Mark, the Prolethean we met in season two, has a new dimension now that we know of his clone brothers — not just for us but for the actor too. “I didn’t know last season, obviously, that Mark was going to be a clone and I’m glad that I didn’t find out because I probably would have played him way differently,” Millen said. Not only did Mark dedicate his life to Henrik and run away with Gracie, but he also makes a symbolic (and excruciating) decision to blowtorch his Project Castor tattoo at the end of “Transitory Sacrifices of Crisis.” The reason? “The burning of the tattoo is just that one next step of distancing himself from his old life and trying to build the new one, the ideal one, with Gracie,” Millen explained.
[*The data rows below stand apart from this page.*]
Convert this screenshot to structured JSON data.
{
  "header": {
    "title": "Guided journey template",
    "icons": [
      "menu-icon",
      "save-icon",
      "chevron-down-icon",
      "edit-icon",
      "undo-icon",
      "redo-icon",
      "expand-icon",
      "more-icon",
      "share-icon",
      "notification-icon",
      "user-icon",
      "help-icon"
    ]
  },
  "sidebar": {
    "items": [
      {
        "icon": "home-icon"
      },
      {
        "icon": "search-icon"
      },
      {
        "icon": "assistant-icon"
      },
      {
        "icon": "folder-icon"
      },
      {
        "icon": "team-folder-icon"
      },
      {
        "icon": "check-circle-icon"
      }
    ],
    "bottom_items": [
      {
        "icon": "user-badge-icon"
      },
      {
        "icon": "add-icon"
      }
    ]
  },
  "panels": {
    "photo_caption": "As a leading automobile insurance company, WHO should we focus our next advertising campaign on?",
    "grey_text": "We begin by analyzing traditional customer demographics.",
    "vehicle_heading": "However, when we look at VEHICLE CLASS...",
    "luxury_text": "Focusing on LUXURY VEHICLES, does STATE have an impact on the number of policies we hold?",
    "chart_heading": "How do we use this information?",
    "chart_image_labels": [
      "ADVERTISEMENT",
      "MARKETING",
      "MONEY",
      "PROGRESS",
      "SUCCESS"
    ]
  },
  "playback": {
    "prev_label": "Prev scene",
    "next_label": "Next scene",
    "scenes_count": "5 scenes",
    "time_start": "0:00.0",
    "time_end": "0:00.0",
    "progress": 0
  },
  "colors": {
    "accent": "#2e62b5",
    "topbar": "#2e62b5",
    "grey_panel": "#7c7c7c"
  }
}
Orphan Black has no shortage of untrustworthy characters, and topping that list right now is Paul (Dylan Bruce). “Ultimately, [Paul] has a task and he has goals but he’s also answering to someone much higher up than we have yet to see,” Bruce said. “I really got who this guy was [this season]. I got why he did what he did the prior two seasons, good and bad.” And as evidenced this past week, he does have feelings for Sarah. As for good and bad, director Fawcett likes Orphan Black to exist in the gray areas. “There’s a bad guy and then you’re like, ‘Wait a second. Are they a bad guy? Why do I care about this person, then, if they’re so bad?'” Fawcett said. “A lot of it is really wanting to understand why people do the things they do.”
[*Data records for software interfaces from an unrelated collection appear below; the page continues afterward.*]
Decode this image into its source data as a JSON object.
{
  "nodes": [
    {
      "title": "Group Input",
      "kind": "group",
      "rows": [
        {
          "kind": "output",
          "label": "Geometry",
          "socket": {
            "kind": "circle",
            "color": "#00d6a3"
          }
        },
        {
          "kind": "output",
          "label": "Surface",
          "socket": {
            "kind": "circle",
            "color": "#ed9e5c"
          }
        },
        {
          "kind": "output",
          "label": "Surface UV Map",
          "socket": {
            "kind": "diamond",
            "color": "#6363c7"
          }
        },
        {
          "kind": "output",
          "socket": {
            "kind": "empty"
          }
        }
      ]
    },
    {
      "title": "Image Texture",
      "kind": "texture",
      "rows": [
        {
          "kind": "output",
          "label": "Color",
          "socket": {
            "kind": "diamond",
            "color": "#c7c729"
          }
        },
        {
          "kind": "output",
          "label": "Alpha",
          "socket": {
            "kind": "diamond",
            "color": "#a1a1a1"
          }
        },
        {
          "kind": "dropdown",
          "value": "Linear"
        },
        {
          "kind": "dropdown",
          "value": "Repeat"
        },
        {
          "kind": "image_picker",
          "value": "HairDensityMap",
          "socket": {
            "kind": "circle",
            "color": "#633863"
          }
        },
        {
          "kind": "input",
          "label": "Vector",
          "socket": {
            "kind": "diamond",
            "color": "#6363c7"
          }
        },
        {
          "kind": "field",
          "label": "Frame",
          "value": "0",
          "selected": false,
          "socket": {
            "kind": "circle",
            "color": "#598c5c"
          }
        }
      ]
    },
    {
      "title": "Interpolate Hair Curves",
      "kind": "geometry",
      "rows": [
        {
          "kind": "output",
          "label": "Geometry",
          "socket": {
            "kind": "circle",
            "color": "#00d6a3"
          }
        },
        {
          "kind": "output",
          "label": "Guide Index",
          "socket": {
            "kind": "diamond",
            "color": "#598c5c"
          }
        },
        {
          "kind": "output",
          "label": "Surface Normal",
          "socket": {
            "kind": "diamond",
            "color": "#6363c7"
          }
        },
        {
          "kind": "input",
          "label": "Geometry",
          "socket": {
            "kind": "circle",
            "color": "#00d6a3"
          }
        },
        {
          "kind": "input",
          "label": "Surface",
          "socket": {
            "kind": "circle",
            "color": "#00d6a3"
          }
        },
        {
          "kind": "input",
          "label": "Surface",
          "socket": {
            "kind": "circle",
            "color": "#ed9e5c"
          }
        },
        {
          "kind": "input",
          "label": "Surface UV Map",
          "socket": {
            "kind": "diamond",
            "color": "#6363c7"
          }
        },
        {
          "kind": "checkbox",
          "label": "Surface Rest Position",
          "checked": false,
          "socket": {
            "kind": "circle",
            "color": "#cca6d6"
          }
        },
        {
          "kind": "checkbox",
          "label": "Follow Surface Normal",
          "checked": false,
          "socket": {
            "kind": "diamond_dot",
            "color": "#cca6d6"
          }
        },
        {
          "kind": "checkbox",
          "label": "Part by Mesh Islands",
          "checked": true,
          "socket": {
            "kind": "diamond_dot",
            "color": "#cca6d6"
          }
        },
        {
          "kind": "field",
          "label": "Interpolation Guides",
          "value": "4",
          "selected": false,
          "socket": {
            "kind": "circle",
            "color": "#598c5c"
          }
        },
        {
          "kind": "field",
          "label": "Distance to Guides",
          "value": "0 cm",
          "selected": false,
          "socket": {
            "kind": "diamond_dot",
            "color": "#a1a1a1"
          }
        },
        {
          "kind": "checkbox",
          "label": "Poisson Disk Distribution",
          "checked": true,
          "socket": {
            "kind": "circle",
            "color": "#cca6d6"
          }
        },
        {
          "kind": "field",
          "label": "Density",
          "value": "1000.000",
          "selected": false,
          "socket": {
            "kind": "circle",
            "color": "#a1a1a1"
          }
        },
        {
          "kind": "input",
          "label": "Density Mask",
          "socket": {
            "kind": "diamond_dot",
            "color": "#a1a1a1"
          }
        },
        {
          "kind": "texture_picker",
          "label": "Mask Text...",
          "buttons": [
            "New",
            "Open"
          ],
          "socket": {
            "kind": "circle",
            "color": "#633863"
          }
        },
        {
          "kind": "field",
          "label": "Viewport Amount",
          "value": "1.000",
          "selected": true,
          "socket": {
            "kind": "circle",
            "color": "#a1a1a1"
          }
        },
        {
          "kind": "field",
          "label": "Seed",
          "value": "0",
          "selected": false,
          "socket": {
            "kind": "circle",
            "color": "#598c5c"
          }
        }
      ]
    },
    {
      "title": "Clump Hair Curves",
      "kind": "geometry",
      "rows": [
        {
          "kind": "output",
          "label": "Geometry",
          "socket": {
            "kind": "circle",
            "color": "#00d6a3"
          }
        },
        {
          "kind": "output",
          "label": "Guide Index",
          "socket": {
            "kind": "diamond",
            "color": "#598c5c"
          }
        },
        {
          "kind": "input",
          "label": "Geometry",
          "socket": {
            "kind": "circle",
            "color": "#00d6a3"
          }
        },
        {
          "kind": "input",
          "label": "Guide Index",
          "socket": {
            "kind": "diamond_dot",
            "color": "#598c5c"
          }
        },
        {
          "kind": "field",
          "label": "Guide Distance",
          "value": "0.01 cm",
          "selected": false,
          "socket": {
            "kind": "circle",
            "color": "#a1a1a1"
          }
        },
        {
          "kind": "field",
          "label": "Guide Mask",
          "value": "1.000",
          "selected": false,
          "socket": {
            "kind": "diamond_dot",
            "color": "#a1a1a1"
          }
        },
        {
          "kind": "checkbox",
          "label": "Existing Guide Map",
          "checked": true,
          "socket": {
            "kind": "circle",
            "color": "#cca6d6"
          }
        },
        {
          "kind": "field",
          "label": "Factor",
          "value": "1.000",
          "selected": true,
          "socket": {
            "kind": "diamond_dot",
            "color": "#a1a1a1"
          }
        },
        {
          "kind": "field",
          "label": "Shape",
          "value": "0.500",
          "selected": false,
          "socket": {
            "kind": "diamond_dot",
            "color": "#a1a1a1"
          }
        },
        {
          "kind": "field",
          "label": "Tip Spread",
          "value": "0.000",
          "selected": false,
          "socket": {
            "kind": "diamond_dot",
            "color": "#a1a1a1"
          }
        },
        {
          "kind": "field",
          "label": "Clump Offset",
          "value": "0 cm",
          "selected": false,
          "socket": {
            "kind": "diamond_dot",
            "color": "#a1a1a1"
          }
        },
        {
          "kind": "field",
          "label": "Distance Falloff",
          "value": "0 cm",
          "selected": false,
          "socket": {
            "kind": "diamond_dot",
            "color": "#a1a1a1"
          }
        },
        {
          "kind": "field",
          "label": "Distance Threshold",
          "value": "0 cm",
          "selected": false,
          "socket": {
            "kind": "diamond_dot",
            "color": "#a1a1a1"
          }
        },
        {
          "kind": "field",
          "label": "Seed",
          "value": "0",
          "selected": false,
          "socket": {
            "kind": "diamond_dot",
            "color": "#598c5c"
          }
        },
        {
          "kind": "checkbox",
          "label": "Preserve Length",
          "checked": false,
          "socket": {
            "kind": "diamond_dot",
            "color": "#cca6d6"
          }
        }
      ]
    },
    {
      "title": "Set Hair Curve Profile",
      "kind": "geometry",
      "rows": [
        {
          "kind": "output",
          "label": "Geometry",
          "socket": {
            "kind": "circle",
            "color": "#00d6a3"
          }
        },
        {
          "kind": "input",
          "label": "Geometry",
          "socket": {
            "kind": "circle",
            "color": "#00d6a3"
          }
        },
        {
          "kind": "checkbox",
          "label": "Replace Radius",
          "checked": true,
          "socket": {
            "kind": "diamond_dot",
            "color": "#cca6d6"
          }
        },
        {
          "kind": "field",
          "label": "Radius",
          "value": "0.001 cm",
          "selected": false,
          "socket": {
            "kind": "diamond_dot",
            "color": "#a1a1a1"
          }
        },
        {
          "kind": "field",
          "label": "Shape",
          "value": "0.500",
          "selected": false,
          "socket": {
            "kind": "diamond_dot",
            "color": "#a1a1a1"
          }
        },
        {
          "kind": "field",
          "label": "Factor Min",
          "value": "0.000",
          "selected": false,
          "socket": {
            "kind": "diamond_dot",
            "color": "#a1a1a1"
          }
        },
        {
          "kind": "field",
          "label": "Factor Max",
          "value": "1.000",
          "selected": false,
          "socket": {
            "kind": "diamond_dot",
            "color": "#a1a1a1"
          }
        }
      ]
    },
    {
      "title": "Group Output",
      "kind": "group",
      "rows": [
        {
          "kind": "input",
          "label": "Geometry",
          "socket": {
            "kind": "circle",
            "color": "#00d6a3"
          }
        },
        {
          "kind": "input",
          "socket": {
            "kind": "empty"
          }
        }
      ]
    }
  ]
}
Fawcett, who co-created the series with Greame Manson, caused a stir when he said that Orphan Black is a five-season story. “I got a little spanked over that one,” Fawcett admitted. “Let’s say when we were initially designing this, yes, we were talking about five seasons. We were trying to design a story that would have a beginning, middle, and end.” So, for those doubting that Orphan Black has an endgame, Fawcett is adamant that it does. “I want to know how the thing ends so that we can be focused on telling a cohesive story. I think that’s what’s really important,” Fawcett said. “I don’t want this to feel like we’re just floating around and trying to invent stuff from season to season. It really needs to feel like we have a clear way that we’re going forward.”
For Gavaris, Orphan Black upends so much about the normative narrative about being human. “I think, and I love this term, it’s about the mythology that we tell each other about what it means to be humans and how it’s just not true… The mythology of the man, the mythology of the woman, the mythology of the lesbian, the science geek, the gay man, the housewife, they’re all myths.” And the term “orphan” is not lost on Kennedy, who plays Sarah and Felix’s foster mother. “I think it’s about defining your family,” Kennedy said. “I think that’s what it’s really about, and about the fact that your family doesn’t need to be so crazy, lifestyle-brochure, nuclear type-one. It can be of many shapes and sizes or colors or formations or lots of different people in it.”
Orphan Black airs Saturday at 9 p.m. on BBC America. See reviews for season three here.